Thanks to social media we have been lulled into believing that we are connected to people all the time. But it doesn’t take long for reality to remind us that it doesn’t make up for real, human interaction. People aren’t made to be islands. They are made for community. So how do you find and make new friends in Perth? Getting out there is the only way! The key is finding where your “out there” is. Depending on your reasons for moving here and your life circumstances, it will open a few doors for you straight away. Other times we have a clean slate and can open whatever other doors we like! Here is a few “friendly” ideas to get you started!
For the working professional
Many large companies have their own social clubs and regular outings planned. These are in addition to the obligatory Christmas parties and occasional office sausage sizzle. When you take up your new job, check with HR to see what social engagements and clubs that they have available. Your HR manager may also be able to suggest other clubs or associations that employees are welcome or encouraged to join.
For the sports lovers
Perth is very sports-friendly for kids and adults alike. Most weekend sports venues double as a social club also. Many sporting clubs have their own bars and clubhouses where after sports socialising is a major focus. To find your local club, simply lookup the governing authority of your sport in Western Australia and ask for the name of your local clubs and start having a look around! For younger kids in mainstream sports there is often heavily subsidised, commercially sponsored programs. Aldi sponsor Soccer, Milo sponsors Cricket, NAB sponsor AFL Auskick. All these programs make it even easier to find a club and start connecting with others!
For the ex-pats who are homesick
If you are new to Australia, homesickness is a real possibility that may work against you even more than those of us who simply moved interstate. Perth is a haven for ex-pats with stores and social clubs catering to even the most far-flung of new residents. A simply google of your cultural background and the word “Perth” next to it will reveal what Perth has to offer!
If you are a POM (Colloquial for a former resident of England) there is a forum for that (http://www.perthpoms.com/) and if you are South African there is a page for that(http://proudlysouthafricaninperth.com/) and many groups, churches and schools that teach Afrikaans.
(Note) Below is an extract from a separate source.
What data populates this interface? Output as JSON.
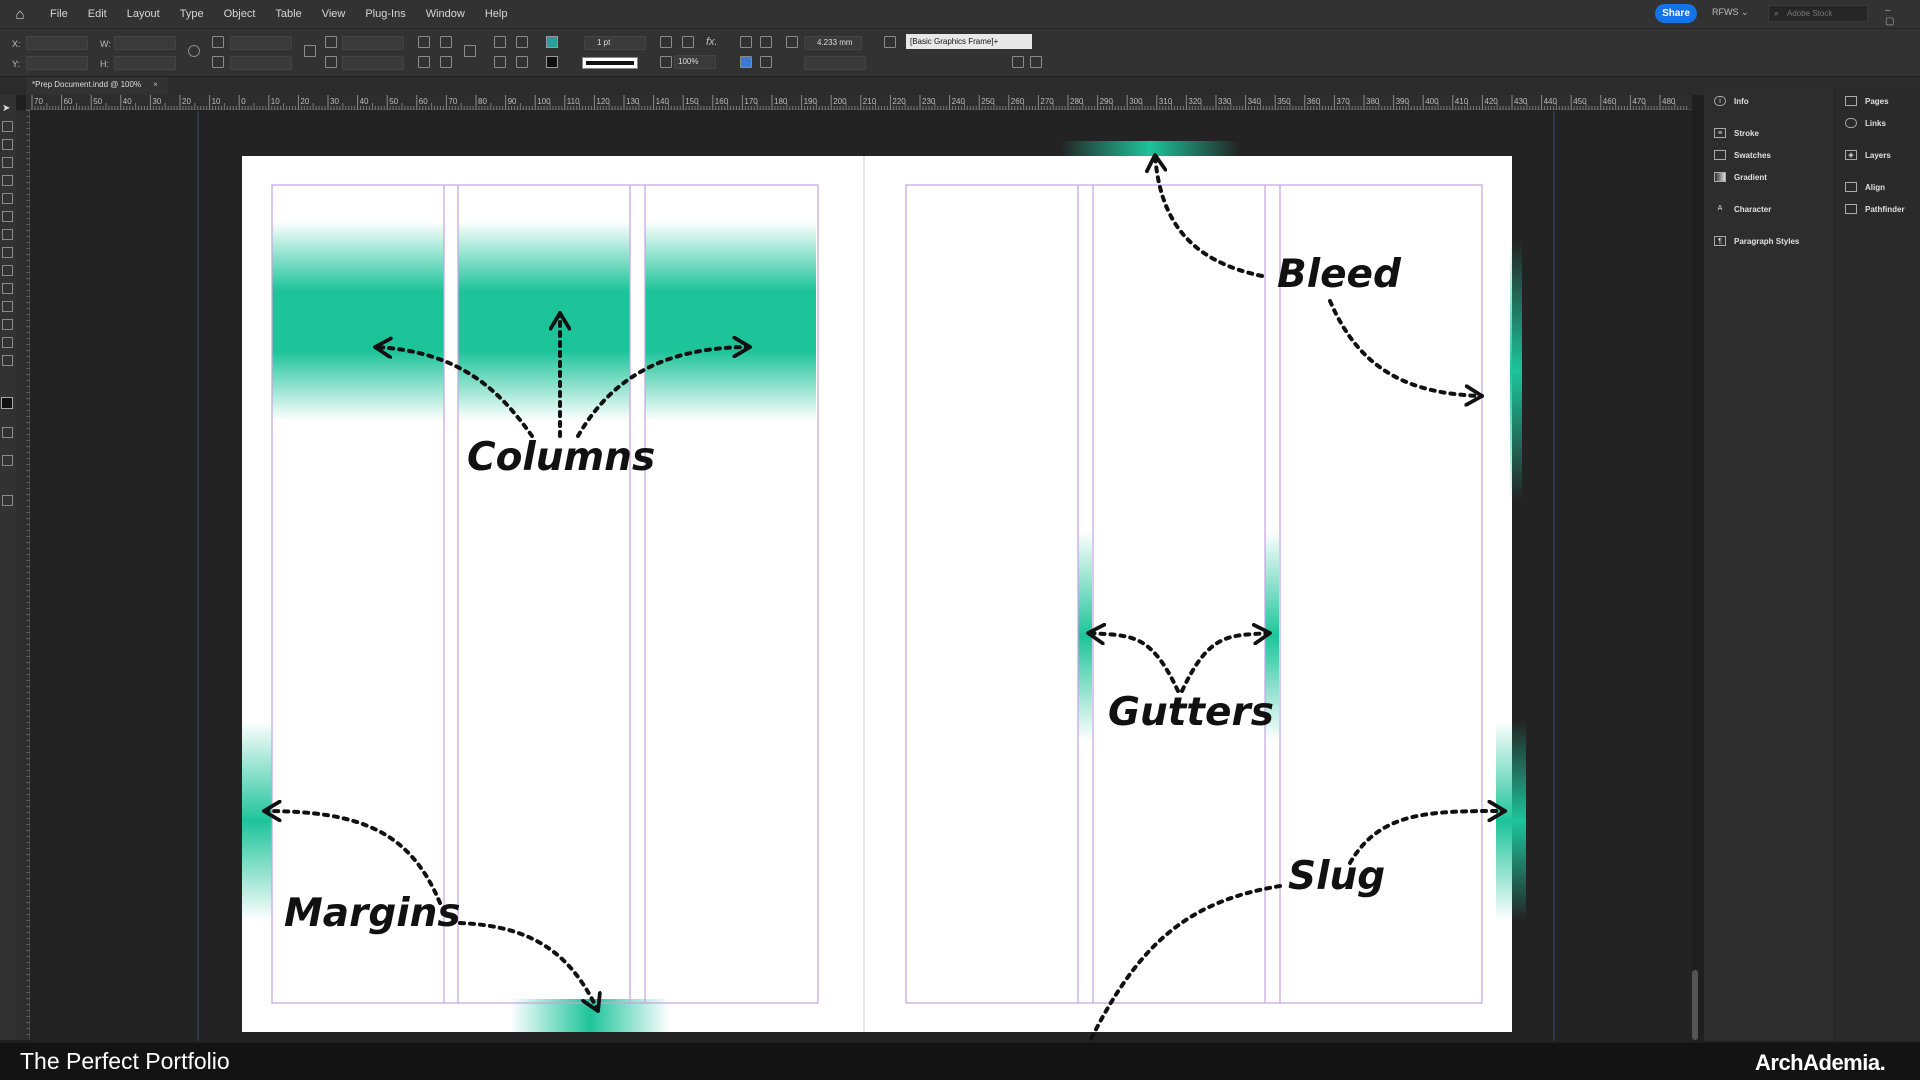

If you are a Kiwi there is just as many options!
Stores cater for bringing in home-manufactured goodies all over the city and suburbs. Everything from lollies from “back home” to washing powder to make everything smell the way mama made it! These stores are often the gateway to finding more connections that can help make your transition to this big new city, a bit more like home! Chances are you will even find someone who knows someone who knows you from back home and you can start rebuilding your network with a little taste of home thrown in to make it a bit less jarring.
Churches and other places of worship are also a great way to connect you with a community that will be more familiar to you and can help you quickly find people who have been through the exact things you are going through right now. Due to the highly multicultural mix that makes up modern Perth, there is the largest variety of churches and other religious organisations that you could hope to find anywhere in the world. Simply google what you are after, or Facebook search as many organisations and groups will have more social media presence than websites.
For young families
For families with working or stay-at-home parents, there is a huge range of services and support groups in Perth that can help you make new friends, with connection being their highest priority. Playgroups run by the Australian Playgroup Association litter the city and suburbs (https://playgroupaustralia.org.au/) and many other churches, community halls and support services run their own playgroups also. Full lists of what is available in your area can be accessed at your local Child Health Nurse office.
Child health nurses exist to help families get access to community services as well as provide regular check-ups for young children and run training and information sessions for new parents. Child Health Nurses also coordinate mother’s groups for mothers of new babies. If you have had a baby in the last 3 months you may be able to be added to a group. They are co-ordinated regularly to group mothers together who have had babies within 6 weeks of each other. You can find listings of these offices and other local health services through the Healthy WA site: http://healthywa.wa.gov.au/Service-search
Mothers of Pre-schoolers is an organisation that thrives in Perth due to the large population of families that have moved and need connection. Their major focus is on creating communities and relationships and support for mothers of young children. They meet fortnightly at a variety of locations and more information can be found on their website http://mops.org.au/
There are many regular meet-ups and events that are co-ordinated and advertised through the WA specific parenting site, Buggie Buddies http://www.buggybuddys.com.au/
Not sure where you fit or are after a fresh start?
Perth has made a variety of social networking meet-up sites thrive. Everything from secret Cake clubs (It is a thing! Google it…) to learning a new skill or language. People want to do things together! You can check out what is on offer through one of these websites which collate people’s ideas and offers and put them out there to find other like-minded people!